‘You didn’t see everything, did you?’
Dumbledore’s voice was still calm, and Snape felt his temper rise.
‘There cannot possibly be anything else I want to see,’ he stated, fighting hard with himself so as not to hex the understanding look off Dumbledore’s face.
‘You were more than remorseful that night, Severus,’ the old man explained. ‘Much like you are now, you were convinced that you had taken advantage of Nadezhda, that you had used her…’
‘I did use her!’ Snape snapped, interrupting whatever Dumbledore had been about to say. For as he was now getting over the first shock, he was starting to question what he had seen.
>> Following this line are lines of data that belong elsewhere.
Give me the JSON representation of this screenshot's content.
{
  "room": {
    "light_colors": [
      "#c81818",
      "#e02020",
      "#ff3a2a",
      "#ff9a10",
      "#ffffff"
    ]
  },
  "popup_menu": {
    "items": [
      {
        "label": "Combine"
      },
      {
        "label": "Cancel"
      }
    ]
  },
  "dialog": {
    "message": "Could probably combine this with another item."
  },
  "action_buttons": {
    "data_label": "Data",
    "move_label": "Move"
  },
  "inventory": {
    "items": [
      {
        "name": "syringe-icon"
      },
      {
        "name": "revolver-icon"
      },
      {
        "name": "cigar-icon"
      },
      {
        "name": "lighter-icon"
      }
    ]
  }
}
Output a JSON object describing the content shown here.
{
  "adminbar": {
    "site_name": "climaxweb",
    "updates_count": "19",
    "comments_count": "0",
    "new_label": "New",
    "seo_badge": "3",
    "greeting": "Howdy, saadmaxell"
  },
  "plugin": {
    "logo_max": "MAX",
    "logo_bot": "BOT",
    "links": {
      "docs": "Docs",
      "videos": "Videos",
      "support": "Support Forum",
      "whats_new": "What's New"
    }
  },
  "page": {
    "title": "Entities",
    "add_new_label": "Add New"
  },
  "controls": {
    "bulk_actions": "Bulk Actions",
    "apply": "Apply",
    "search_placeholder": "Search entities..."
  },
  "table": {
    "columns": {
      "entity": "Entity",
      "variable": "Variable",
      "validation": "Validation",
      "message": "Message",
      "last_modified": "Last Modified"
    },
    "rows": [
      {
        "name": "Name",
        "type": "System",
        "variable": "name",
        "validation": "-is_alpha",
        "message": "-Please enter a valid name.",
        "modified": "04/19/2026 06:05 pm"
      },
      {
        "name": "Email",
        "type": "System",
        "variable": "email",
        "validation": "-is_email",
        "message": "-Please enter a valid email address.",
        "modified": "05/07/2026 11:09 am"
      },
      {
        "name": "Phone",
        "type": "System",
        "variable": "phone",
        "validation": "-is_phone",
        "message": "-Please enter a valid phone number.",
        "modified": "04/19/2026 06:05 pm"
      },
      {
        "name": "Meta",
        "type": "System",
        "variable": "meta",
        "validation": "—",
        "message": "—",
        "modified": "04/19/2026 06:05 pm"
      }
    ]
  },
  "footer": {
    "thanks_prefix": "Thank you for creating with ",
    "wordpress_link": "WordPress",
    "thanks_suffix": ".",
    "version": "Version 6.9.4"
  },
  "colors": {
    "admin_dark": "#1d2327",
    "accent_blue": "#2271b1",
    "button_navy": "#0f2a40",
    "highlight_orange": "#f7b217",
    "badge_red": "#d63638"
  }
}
‘I have no memory whatsoever of this,’ he pointed out, wracking his brain. He remembered returning to Riddle Manor after he had learned of Lily’s death. He remembered finding Nadezhda standing by her father’s body. He remembered leading her away and bringing her back to Hogwarts. After that he had Apparated to Godric’s Hollow, had stumbled around in the debris of the Potter home for hours without aim or goal. And later that day, when the rest of the Wizarding world had celebrated the defeat of the Dark Lord, Snape had drunk himself into a stupor that had left him in a haze for two days to come. Maybe that was why he didn’t remember, he thought. Maybe his brain had simply chosen not to. Yet Dumbledore had another explanation.
‘You were remorseful that night, Severus,’ he repeated, acting almost as if Snape had not interrupted him. ‘And Nadezhda understood. She knew you would blame yourself for what had happened. She knew that you wouldn’t be able to live with yourself. So she did the only thing she could think of at that moment. She used a Memory Charm on you.’
Had Snape not been holding on to the table, he would have collapsed. His breath caught in his chest, and he felt all the blood leave his face. His free hand twitched as he tried to decide whether to cover his mouth, his eyes or his ears or maybe slap himself hard in order to wake up from this nightmare. But he found himself unable to do either. He didn’t deserve to be shielded off. Not again.
He stared up at Dumbledore for a while, and the old man looked back down at him, his blue eyes filled with so much compassion and understanding that Snape had to avert his eyes. He had made a mistake, a terrible mistake. He had hurt the one he had meant to protect and eventually lost her. But now, half a lifetime later, he had found her again and had been given a chance to redeem himself. And so, without explaining himself and without saying goodbye, Snape turned on his heel and left, and Albus Dumbledore looked after him, smiling.